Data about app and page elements
Segment Open

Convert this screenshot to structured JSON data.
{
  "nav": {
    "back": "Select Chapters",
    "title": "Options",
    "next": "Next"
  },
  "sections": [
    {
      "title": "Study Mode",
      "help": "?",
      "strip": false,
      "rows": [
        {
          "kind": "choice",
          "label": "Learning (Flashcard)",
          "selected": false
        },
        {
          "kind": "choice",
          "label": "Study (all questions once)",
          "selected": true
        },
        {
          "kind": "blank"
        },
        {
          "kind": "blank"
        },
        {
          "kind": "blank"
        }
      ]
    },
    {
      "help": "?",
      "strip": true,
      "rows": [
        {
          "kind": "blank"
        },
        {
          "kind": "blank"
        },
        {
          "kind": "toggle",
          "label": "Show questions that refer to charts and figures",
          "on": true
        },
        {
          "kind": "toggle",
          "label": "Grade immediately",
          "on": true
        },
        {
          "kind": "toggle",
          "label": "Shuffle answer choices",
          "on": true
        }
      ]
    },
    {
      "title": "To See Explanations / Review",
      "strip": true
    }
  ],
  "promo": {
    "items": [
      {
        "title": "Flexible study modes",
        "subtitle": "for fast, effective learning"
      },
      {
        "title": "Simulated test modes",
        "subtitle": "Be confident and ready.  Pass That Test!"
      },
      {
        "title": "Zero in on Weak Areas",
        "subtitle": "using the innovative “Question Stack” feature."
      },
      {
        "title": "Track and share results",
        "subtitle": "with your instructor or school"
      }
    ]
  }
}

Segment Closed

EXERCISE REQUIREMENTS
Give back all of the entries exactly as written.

RESULT BELOW
Convert this screenshot to structured JSON data.
{
  "nav": {
    "back": "Select Chapters",
    "title": "Options",
    "next": "Next"
  },
  "sections": [
    {
      "title": "Study Mode",
      "help": "?",
      "strip": false,
      "rows": [
        {
          "kind": "choice",
          "label": "Learning (Flashcard)",
          "selected": false
        },
        {
          "kind": "choice",
          "label": "Study (all questions once)",
          "selected": true
        },
        {
          "kind": "blank"
        },
        {
          "kind": "blank"
        },
        {
          "kind": "blank"
        }
      ]
    },
    {
      "help": "?",
      "strip": true,
      "rows": [
        {
          "kind": "blank"
        },
        {
          "kind": "blank"
        },
        {
          "kind": "toggle",
          "label": "Show questions that refer to charts and figures",
          "on": true
        },
        {
          "kind": "toggle",
          "label": "Grade immediately",
          "on": true
        },
        {
          "kind": "toggle",
          "label": "Shuffle answer choices",
          "on": true
        }
      ]
    },
    {
      "title": "To See Explanations / Review",
      "strip": true
    }
  ],
  "promo": {
    "items": [
      {
        "title": "Flexible study modes",
        "subtitle": "for fast, effective learning"
      },
      {
        "title": "Simulated test modes",
        "subtitle": "Be confident and ready.  Pass That Test!"
      },
      {
        "title": "Zero in on Weak Areas",
        "subtitle": "using the innovative “Question Stack” feature."
      },
      {
        "title": "Track and share results",
        "subtitle": "with your instructor or school"
      }
    ]
  }
}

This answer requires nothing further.